** Opening Extracted data block **

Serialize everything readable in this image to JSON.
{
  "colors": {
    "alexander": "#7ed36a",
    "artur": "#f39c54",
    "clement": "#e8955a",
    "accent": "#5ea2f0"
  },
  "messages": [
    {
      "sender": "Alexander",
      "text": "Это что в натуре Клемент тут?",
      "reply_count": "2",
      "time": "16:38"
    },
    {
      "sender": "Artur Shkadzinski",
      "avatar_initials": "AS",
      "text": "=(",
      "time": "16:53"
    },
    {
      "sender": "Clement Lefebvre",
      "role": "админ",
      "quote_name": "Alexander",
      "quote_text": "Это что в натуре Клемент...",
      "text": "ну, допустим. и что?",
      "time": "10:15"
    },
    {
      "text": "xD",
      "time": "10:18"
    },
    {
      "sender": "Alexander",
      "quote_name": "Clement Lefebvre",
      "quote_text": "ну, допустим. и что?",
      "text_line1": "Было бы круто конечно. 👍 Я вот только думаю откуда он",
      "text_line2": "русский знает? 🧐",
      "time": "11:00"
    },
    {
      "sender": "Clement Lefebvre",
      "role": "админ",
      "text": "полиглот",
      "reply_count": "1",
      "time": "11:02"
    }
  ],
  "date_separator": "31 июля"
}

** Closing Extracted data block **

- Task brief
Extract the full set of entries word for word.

- Final answer
Serialize everything readable in this image to JSON.
{
  "colors": {
    "alexander": "#7ed36a",
    "artur": "#f39c54",
    "clement": "#e8955a",
    "accent": "#5ea2f0"
  },
  "messages": [
    {
      "sender": "Alexander",
      "text": "Это что в натуре Клемент тут?",
      "reply_count": "2",
      "time": "16:38"
    },
    {
      "sender": "Artur Shkadzinski",
      "avatar_initials": "AS",
      "text": "=(",
      "time": "16:53"
    },
    {
      "sender": "Clement Lefebvre",
      "role": "админ",
      "quote_name": "Alexander",
      "quote_text": "Это что в натуре Клемент...",
      "text": "ну, допустим. и что?",
      "time": "10:15"
    },
    {
      "text": "xD",
      "time": "10:18"
    },
    {
      "sender": "Alexander",
      "quote_name": "Clement Lefebvre",
      "quote_text": "ну, допустим. и что?",
      "text_line1": "Было бы круто конечно. 👍 Я вот только думаю откуда он",
      "text_line2": "русский знает? 🧐",
      "time": "11:00"
    },
    {
      "sender": "Clement Lefebvre",
      "role": "админ",
      "text": "полиглот",
      "reply_count": "1",
      "time": "11:02"
    }
  ],
  "date_separator": "31 июля"
}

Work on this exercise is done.